“That is highly regrettable but demonstrates the extent of the use of NDAs (non-disclosure agreements) and the culture of silence.
“People in the industry who attend award shows and parties currently do so sitting alongside sexual abusers who remain protected by the system and by colleagues.
“The music industry has always prided itself on being a vehicle for social change; when it comes to discrimination, and the harassment and sexual abuse of women, it has a lot of work to do.”
The committee asked ministers to stop NDAs being used in cases of sexual abuse, harassment, misconduct or bullying as victims are often “threatened into silence”.
It also recommended that suspension of existing NDAs should be looked at along with licensing requirements for studios, music venues, managers of artists and the security staff.
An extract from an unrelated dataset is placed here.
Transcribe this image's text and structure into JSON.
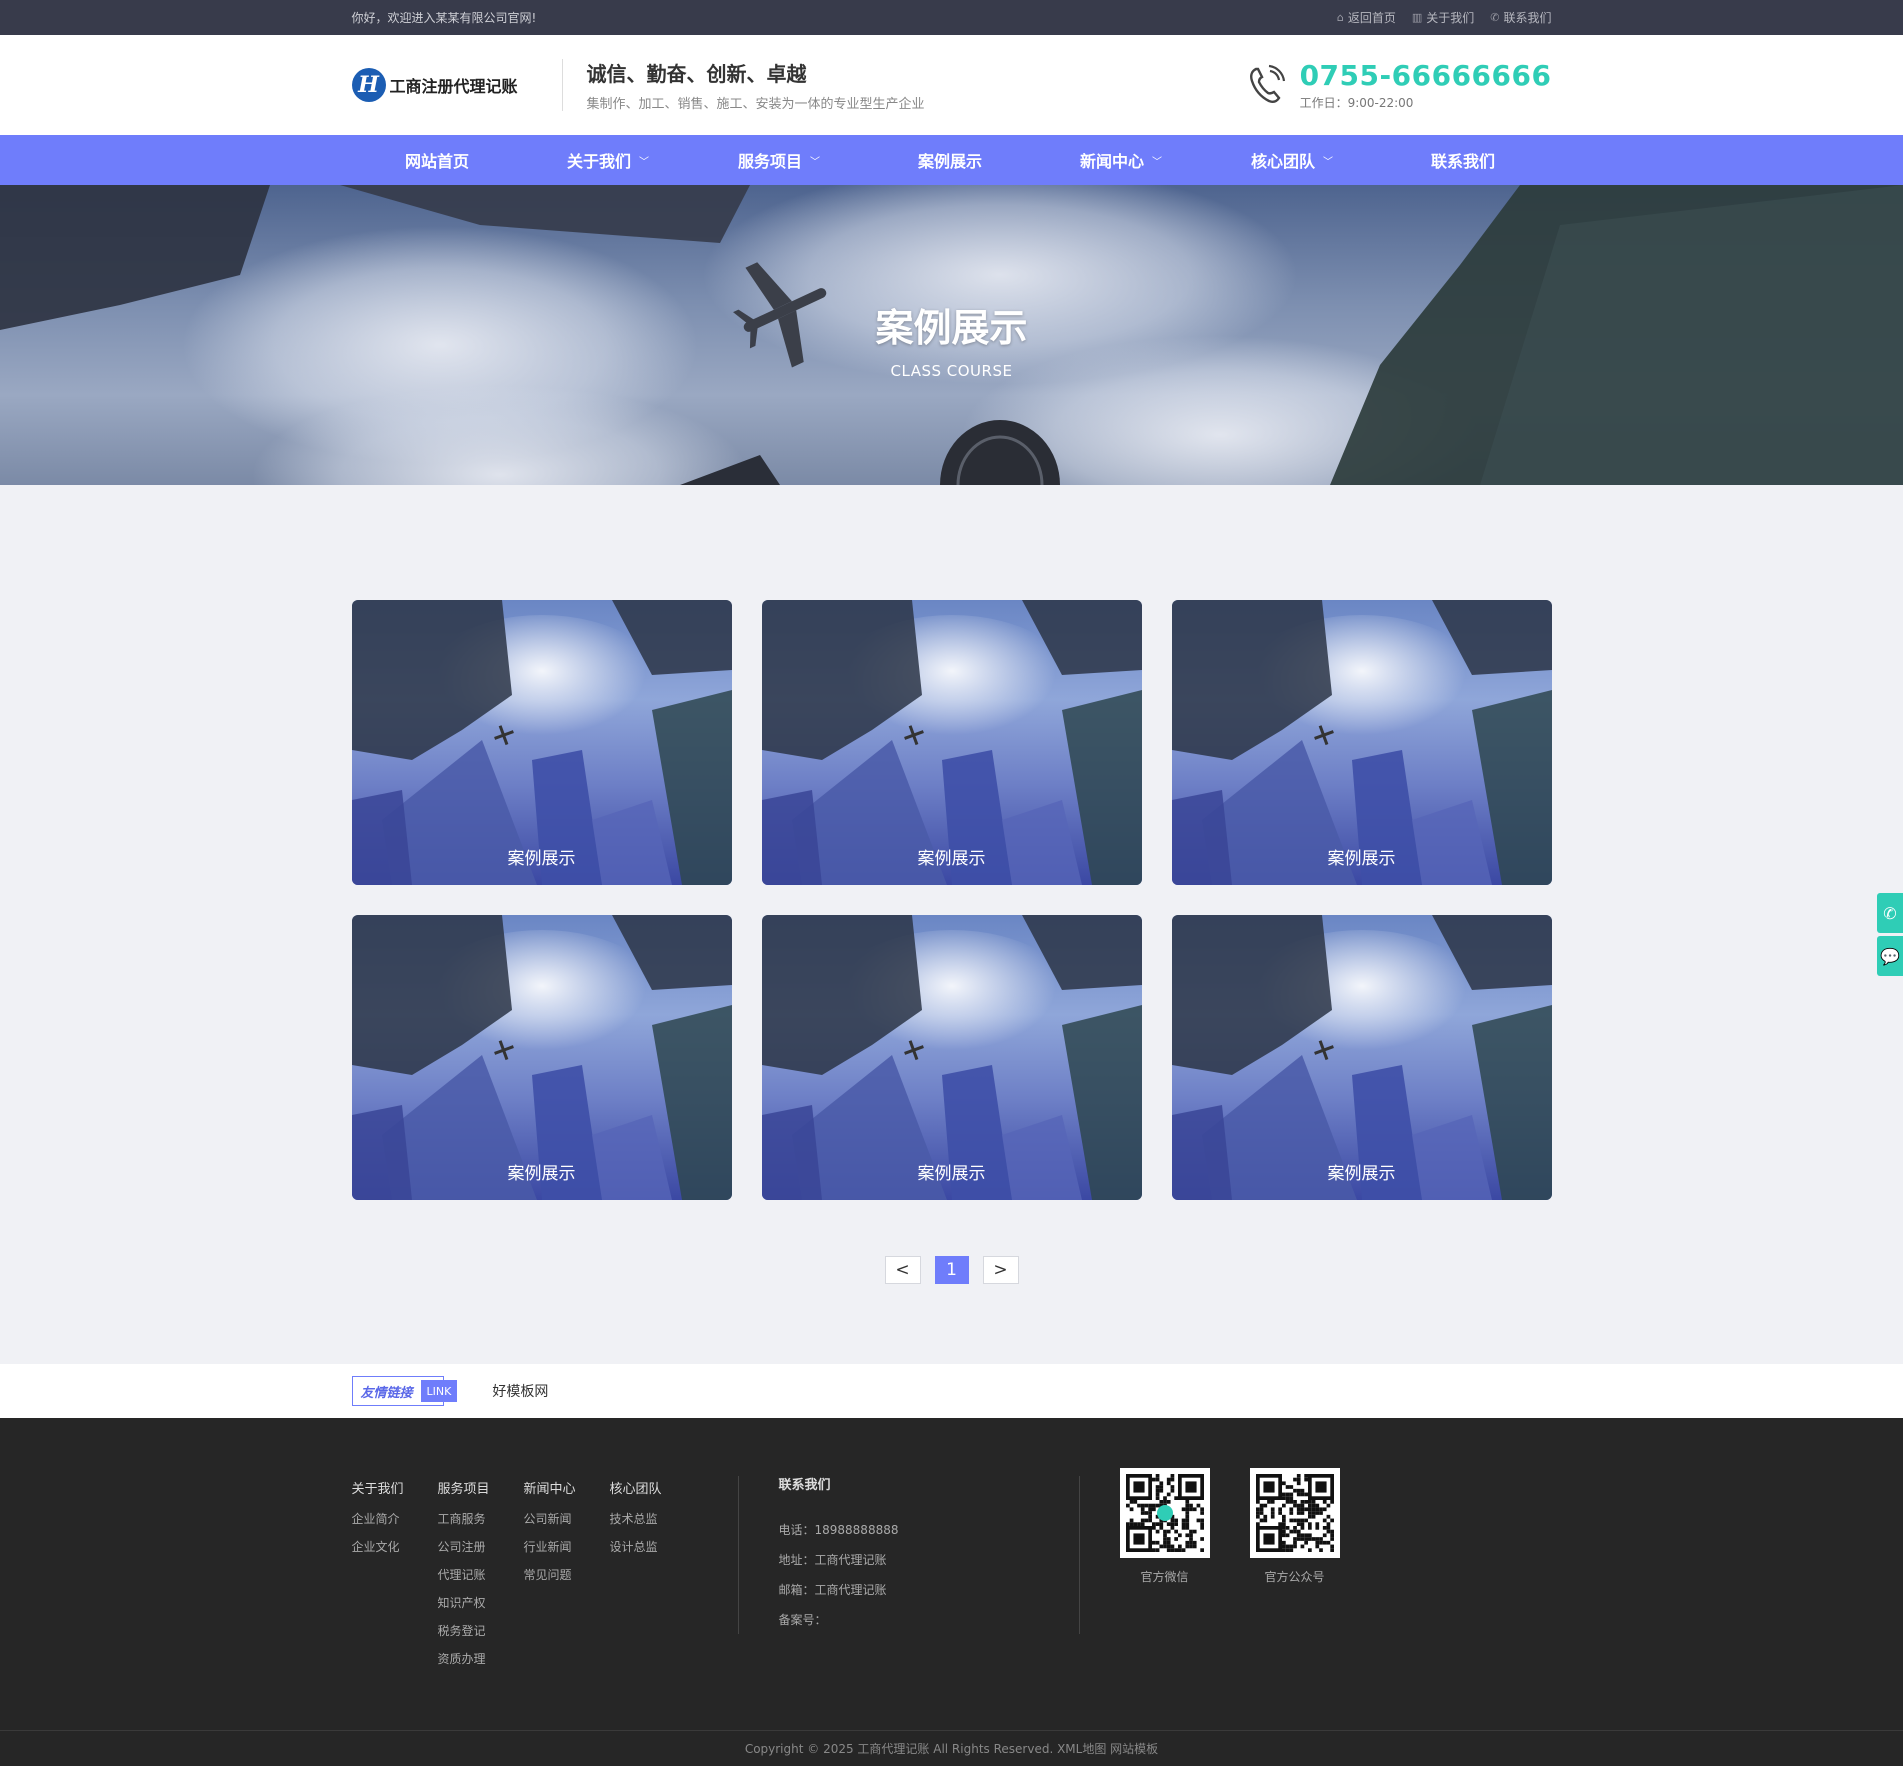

Chairwoman of the Women and Equalities Committee, Caroline Nokes MP, said: “Women’s creative and career potential should not have limits placed upon it by endemic misogyny which has persisted for far too long within the music industry.
“Our report rightly focuses on improving protections and reporting mechanisms, and on necessary structural and legislative reforms.
“However, a shift in the behaviour of men — and it is almost always men – at the heart of the music industry is the transformative change needed for talented women to quite literally have their voices heard and be both recognised and rewarded on equal terms.”
There is also a lack of representation at the highest level, the report says, as only one in 10 headliners at music festivals in the UK were women in summer 2023 and women represent less than a third of top-selling artists in music and 14% of songwriters.
However, last year seven of the top 10 tracks and 13 of the top 20 were by women.
The report also found that gatekeepers judge women on their looks rather than ability and work has been lost because of people saying they are “not attractive enough” or do not have “the right body type”.
Employers asking female musicians or some women in a band to promote a “sexy image” is not uncommon, the report also said.
Other measures recommended include amending the Equality Act to ensure protection for freelance workers.
Employers should also be required to protect workers from sexual harassment by third parties under law, MPs said.
The committee want the music industry and Government to increase diverse talent funding and pathways for women to enter careers in talent scouting and oversee artists’ development, sound engineering and production.
Organisations which have more than 100 employees should publish statistics on the diversity of their workforce and gender and ethnicity pay gaps, MPs say.
The committee also hope that the newly created Creative Industries Independent Standards Authority (CIISA) will shine a light on bad behaviour in the music industry but warned that it is “not a panacea for all of the problems in the industry” and “time will tell whether it has the powers required to drive the changes needed”.
A Government spokesperson said it is considering the recommendations and welcomed Creative UK’s work and the creation of the CIISA.
They added: “All women should be able to work in a music sector which is free from misogyny and discrimination.
“The industry must do all it can to ensure there is a supportive and safe working environment and to address any imbalances of power that exist.”
In a joint statement, Jo Twist, chief executive of the British Phonographic Industry (BPI), and YolanDa Brown, musician and BPI chairwoman, said misogyny is “completely unacceptable”.
They added: “This report contains some thoughtful recommendations and recognises that all parts of our industry have a shared responsibility to tackle this important issue head on.
“We are already working with the wider music sector to build on the progress our label members are leading the way in making and in supporting the work of UK Music and the ongoing development of CIISA.
“As the committee acknowledges, record companies have increased representation of women in executive positions, and we’re seeing more women – as artists and in their teams – achieve success.”